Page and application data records
■ ■ ■ ■ ■ ■ ■
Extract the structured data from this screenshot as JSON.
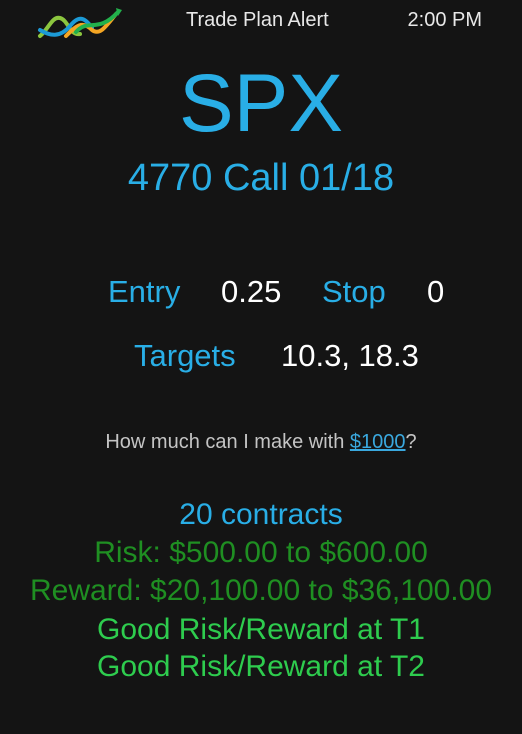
{
  "header": {
    "logo_icon": "trend-chart-logo-icon",
    "title": "Trade Plan Alert",
    "time": "2:00 PM"
  },
  "trade": {
    "symbol": "SPX",
    "contract": "4770 Call 01/18",
    "entry_label": "Entry",
    "entry_value": "0.25",
    "stop_label": "Stop",
    "stop_value": "0",
    "targets_label": "Targets",
    "targets_value": "10.3, 18.3"
  },
  "question": {
    "prefix": "How much can I make with ",
    "link": "$1000",
    "suffix": "?"
  },
  "results": {
    "contracts": "20 contracts",
    "risk": "Risk: $500.00 to $600.00",
    "reward": "Reward: $20,100.00 to $36,100.00",
    "t1": "Good Risk/Reward at T1",
    "t2": "Good Risk/Reward at T2"
  },
  "colors": {
    "background": "#141414",
    "accent_blue": "#29aee6",
    "risk_green_dark": "#1f8f22",
    "good_green": "#2ecc4e"
  }
}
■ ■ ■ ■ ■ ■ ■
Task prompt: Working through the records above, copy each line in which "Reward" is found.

Response to the exercise:
    "reward": "Reward: $20,100.00 to $36,100.00",
    "t1": "Good Risk/Reward at T1",
    "t2": "Good Risk/Reward at T2"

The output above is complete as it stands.